Sadly, this story is very common amongst many parents today. The teachers are the professionals, who we as innocent parents count on and trust their guidance in the educational realm. When the teacher who touches so many children throughout their careers, isn’t able to pick up on a child who may have a learning disorder, this becomes a problem - one that only gets bigger as they continue to turn a deaf ear on acknowledging the child’s possible handicap. These primary symptoms of ADHD may appear as distinct behavior patterns, like chronic forgetfulness, always being disorganized, unable to finish projects, and unable to sit still… the exact reports and complaints these same teachers should have been able to realize as they made their complaints and reports! What this means is: your very smart child can somehow manage to lose their homework assignment while walking from the car into the house. They will forget to bring the right books home from school. You can send them to their room to get ready for bed, and 30 minutes later find them in another part of the house intrigued by a book or a game. Are they just being willful and refusing to focus? No — they may have ADHD.
For people with ADHD, the directed attention is what's challenging. It's not that they don't try or don't want to do things that they know they need to do; they just simply can't do it and get easily distracted by something — anything — that's more interesting to them. A doctor once told me to understand the way their mind works - to imagine flipping the channels on the television. When you do that, how much understanding and enjoyment do you get out of it? He says that their minds are functioning the same way! There goes that “Ah ha” moment!
Dealing with it successfully requires medication such as Adderall, Ritalin or Concerta. The medication alone is not enough. In order to regain some peace of mind, you must find the correct dosage for you and the medicine of choice that gives you the least side effects.
Individuals with ADHD require many checks and balances to function. They CANNOT freestyle at all. Everything must be organized and structured in order for completion and peace. For example, my son has a daily checklist at 12years old. It includes even the simplest of things:
- Brush teeth/Wash up
- Put on appropriate clothes
- Make up your bed
- Put your book bag together and check for homework and correct supplies
- Comb/brush hair
These things seem like a “no brainer” to most people, but to an ADHD baby, this is very necessary to keep them grounded and on task. Even as they grow, the list does too. They unfortunately do not grow out of it; they simply learn to work with it. I’ve met some adults with ADHD that tell me that they know when something needs to be done at work or school, they are sure to take their medications and arm themselves with their schedules. As long as they follow them, life is manageable for them and those around them.

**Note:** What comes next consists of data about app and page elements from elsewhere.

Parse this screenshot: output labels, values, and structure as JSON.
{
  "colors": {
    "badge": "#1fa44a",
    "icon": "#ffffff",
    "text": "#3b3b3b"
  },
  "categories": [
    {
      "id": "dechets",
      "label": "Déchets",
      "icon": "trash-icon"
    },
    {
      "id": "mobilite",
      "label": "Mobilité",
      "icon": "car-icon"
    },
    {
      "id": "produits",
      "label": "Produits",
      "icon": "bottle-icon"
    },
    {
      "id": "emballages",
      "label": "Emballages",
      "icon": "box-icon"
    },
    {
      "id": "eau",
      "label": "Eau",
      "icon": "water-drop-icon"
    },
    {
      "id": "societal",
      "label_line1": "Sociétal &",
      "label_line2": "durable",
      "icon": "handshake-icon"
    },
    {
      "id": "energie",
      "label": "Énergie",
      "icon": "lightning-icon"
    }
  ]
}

I do understand for teachers, who have 25-30 children in front of them, it can be overwhelming to constantly have to remind your child to follow the schedule and stay on task as an individual. Though to ignore it and choose to complain and make reports about it, only creates a non-productive environment that is toxic to all involved. One thing to know about people with ADHD, they are known for being very creative and intelligent. They are not lazy. They bore easily. With that said, don’t forget that Albert Einstein, Howie Mandel, Justin Timberlake and Solange Knowles have ADHD!